Wildfires happen because hundreds of millions of years ago, photosynthesis developed and created an atmosphere with roughly 20% oxygen. When plants dry out as they have done for thousands of years in California, they burn and when one burns, that often sets the neighbors on fire and before you know it, you have a "wildfire". Humans got involved and started messing with the natural fire cycle. Fires used to come through every decade or so and clear out the brush and small trees. Now we have a build up of brush and too many too densely populated trees that get diseased which exacerbate the fire problem even more. Then fires move through, they burn so intensely that they tend to burn the big trees as well. People have moved into vulnerable areas and we end up with a dangerous situation. Alarmists like to blame our CO2 because that is what they do, regardless of science or common sense. We need to manage our forests better. It might help if we stop having Washington DC managing so much of our forests from thousands of miles away.
The reason it is happening today is because it is very windy today, at least in southern California. That enables the O2 mentioned above to spread to those dry plants also mentioned.
Since I live in California, I know it is a bureaucratic microcosm of DC. It has regulations and rules and often those regulations are harmful to the environment. I grew up in the Black Hills of South Dakota and I learned what a healthy forest is. In South Dakota, in some areas, they had forest service workers mark trees that could be felled for firewood or other purposes but they ensured that the strongest healthiest trees were usually left alone. Those areas tended to be good healthy forests with lots of wildlife and food. Forests that were poorly maintained were often lodgepole pine so thick you could harldly walk through and they were diseased, and not much lived there.
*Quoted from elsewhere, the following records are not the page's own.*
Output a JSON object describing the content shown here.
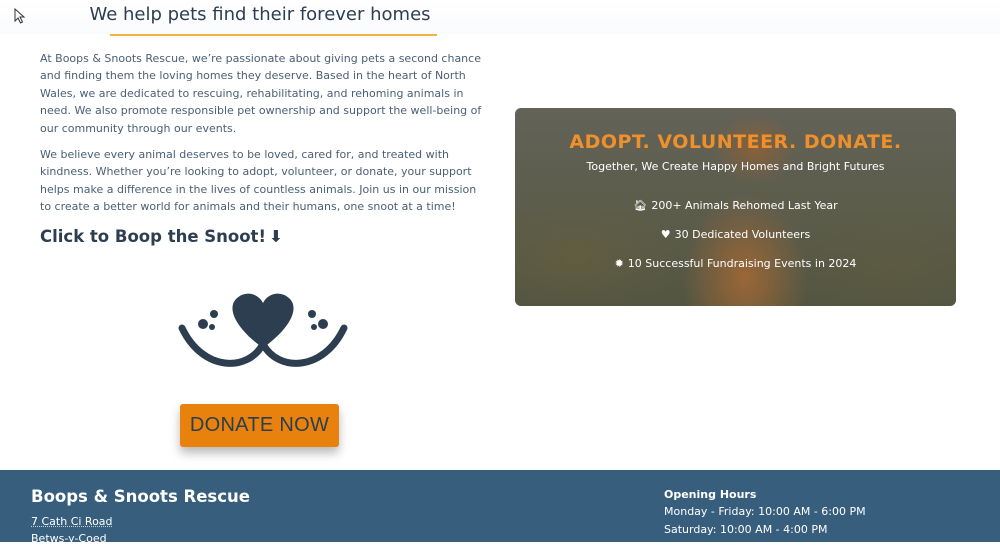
{
  "hero": {
    "title": "We help pets find their forever homes"
  },
  "intro": {
    "paragraph1": "At Boops & Snoots Rescue, we’re passionate about giving pets a second chance and finding them the loving homes they deserve. Based in the heart of North Wales, we are dedicated to rescuing, rehabilitating, and rehoming animals in need. We also promote responsible pet ownership and support the well-being of our community through our events.",
    "paragraph2": "We believe every animal deserves to be loved, cared for, and treated with kindness. Whether you’re looking to adopt, volunteer, or donate, your support helps make a difference in the lives of countless animals. Join us in our mission to create a better world for animals and their humans, one snoot at a time!",
    "boop_label": "Click to Boop the Snoot!",
    "boop_arrow": "⬇",
    "snoot_icon": "snoot-nose-icon"
  },
  "donate": {
    "label": "DONATE NOW",
    "color": "#e8820c"
  },
  "promo": {
    "heading": "ADOPT. VOLUNTEER. DONATE.",
    "subheading": "Together, We Create Happy Homes and Bright Futures",
    "heading_color": "#f0902a",
    "stats": [
      {
        "icon": "house-icon",
        "glyph": "🏠︎",
        "text": "200+ Animals Rehomed Last Year"
      },
      {
        "icon": "heart-icon",
        "glyph": "♥",
        "text": "30 Dedicated Volunteers"
      },
      {
        "icon": "gear-icon",
        "glyph": "✹",
        "text": "10 Successful Fundraising Events in 2024"
      }
    ]
  },
  "footer": {
    "brand": "Boops & Snoots Rescue",
    "address_line1": "7 Cath Ci Road",
    "address_line2": "Betws-y-Coed",
    "hours_title": "Opening Hours",
    "hours_weekday": "Monday - Friday: 10:00 AM - 6:00 PM",
    "hours_saturday": "Saturday: 10:00 AM - 4:00 PM",
    "background": "#375e7d"
  }
}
I don't know if something like that would work here in So Cal. Up in northern California, it seems they clear cut everything and then regrow and I'm not a fan of that type of management.